A Sermon for Rosh Hashanah 5777

Rabbi Brant Rosen
October 4, 2016


“While we appreciate the important role of the land of Israel in Jewish tradition, liturgy and identity, we do not celebrate the fusing of Judaism with political nationalism. We are non-Zionist, openly acknowledging that the creation of an ethnic Jewish nation state in historic Palestine resulted in an injustice against its indigenous people — an injustice that continues to this day.”


As I’m sure you know, Tzedek Chicago has received a great deal of attention — some might call it notoriety — for calling ourselves a “non-Zionist” congregation. But contrary to what our most cynical critics might say, we didn’t choose this label for the publicity. When we founded Tzedek Chicago last year, we used this term deliberately. We did so because we wanted to create an intentional community, based on specific core values.

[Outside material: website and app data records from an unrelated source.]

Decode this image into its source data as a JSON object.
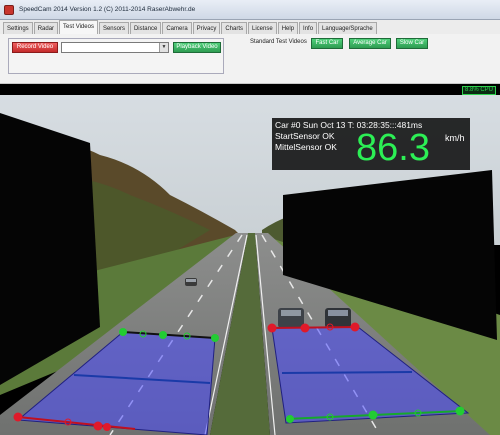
{
  "window": {
    "title": "SpeedCam 2014 Version 1.2 (C) 2011-2014 RaserAbwehr.de"
  },
  "tabs": [
    {
      "label": "Settings"
    },
    {
      "label": "Radar"
    },
    {
      "label": "Test Videos"
    },
    {
      "label": "Sensors"
    },
    {
      "label": "Distance"
    },
    {
      "label": "Camera"
    },
    {
      "label": "Privacy"
    },
    {
      "label": "Charts"
    },
    {
      "label": "License"
    },
    {
      "label": "Help"
    },
    {
      "label": "Info"
    },
    {
      "label": "Language/Sprache"
    }
  ],
  "active_tab": "Test Videos",
  "controls": {
    "record_label": "Record Video",
    "video_select_value": "",
    "playback_label": "Playback Video",
    "standard_videos_label": "Standard Test Videos",
    "fast_car_label": "Fast Car",
    "average_car_label": "Average Car",
    "slow_car_label": "Slow Car"
  },
  "status": {
    "cpu": "8.8% CPU"
  },
  "overlay": {
    "line1": "Car #0 Sun Oct 13 T: 03:28:35:::481ms",
    "line2": "StartSensor OK",
    "line3": "MittelSensor OK",
    "speed": "86.3",
    "unit": "km/h"
  },
  "colors": {
    "speed_green": "#2cef55",
    "record_red": "#d43a3a",
    "button_green": "#3cb463",
    "zone_fill": "#4a4aff",
    "marker_green": "#22cc33",
    "marker_red": "#e01a2a"
  }
}
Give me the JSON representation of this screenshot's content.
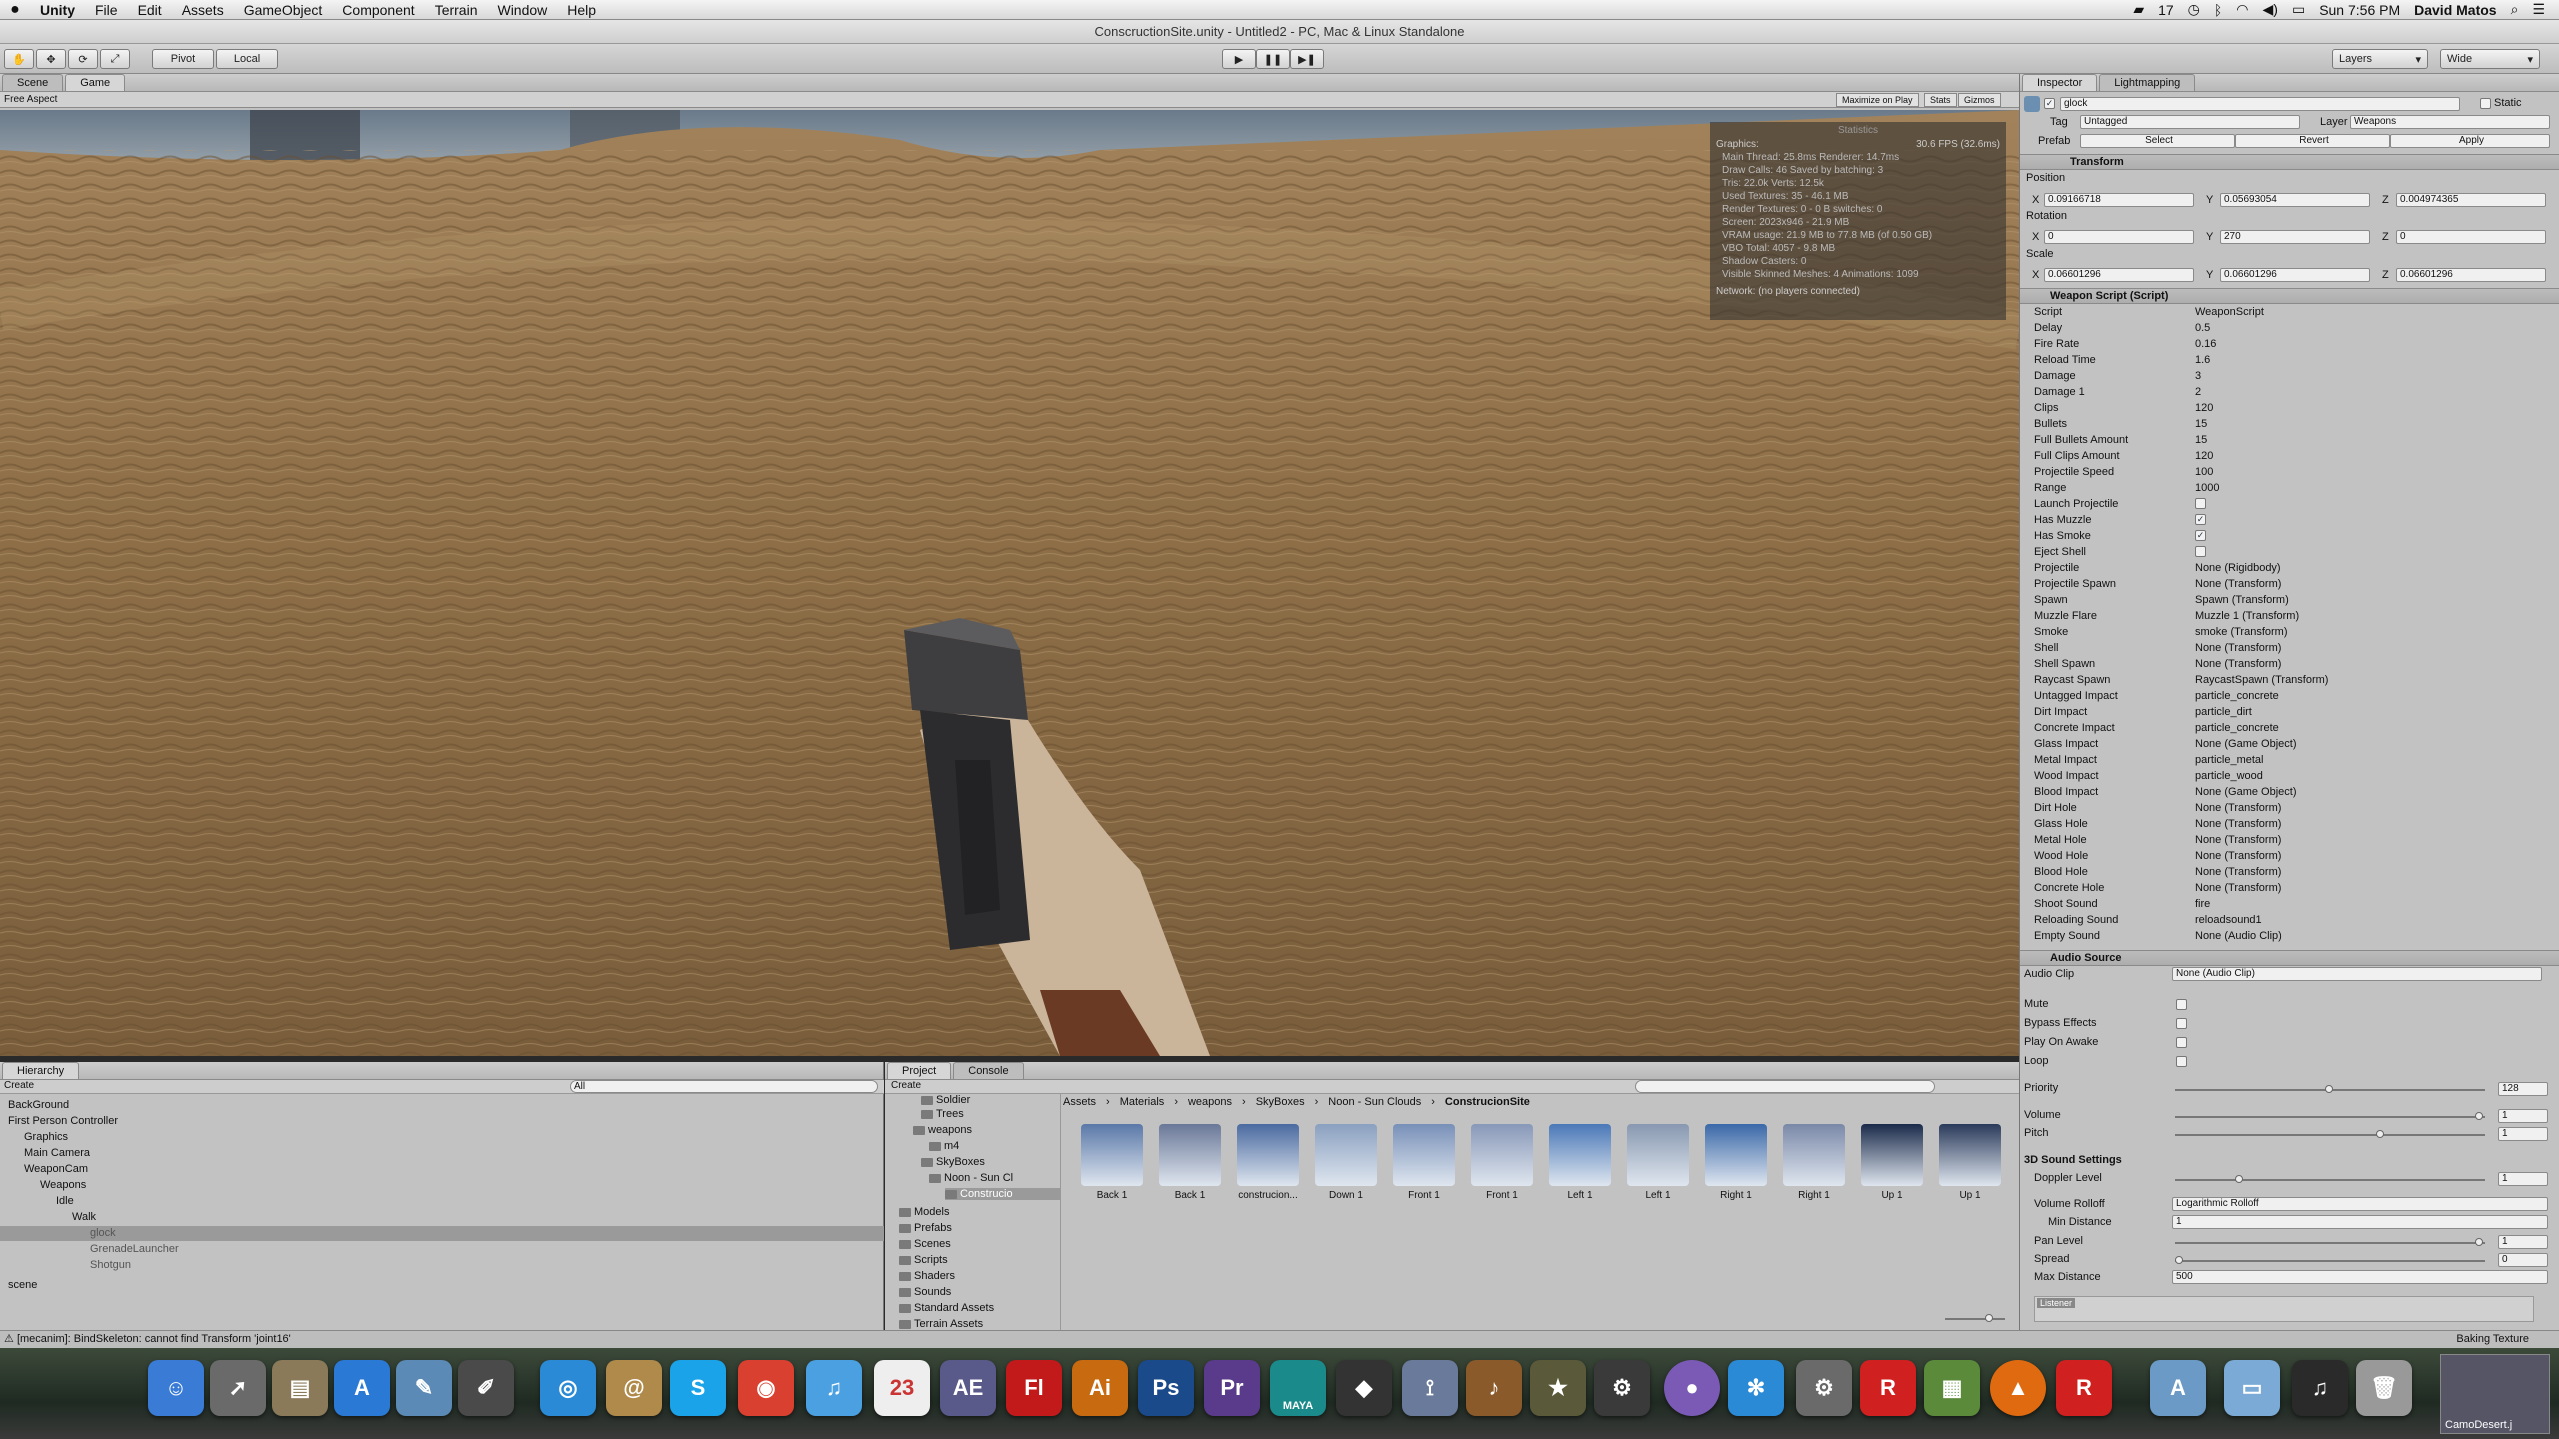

Our non-Zionism is not just a label. It is comes from our larger conviction to celebrate “a Judaism beyond nationalism.” [Continue reading here . . . ]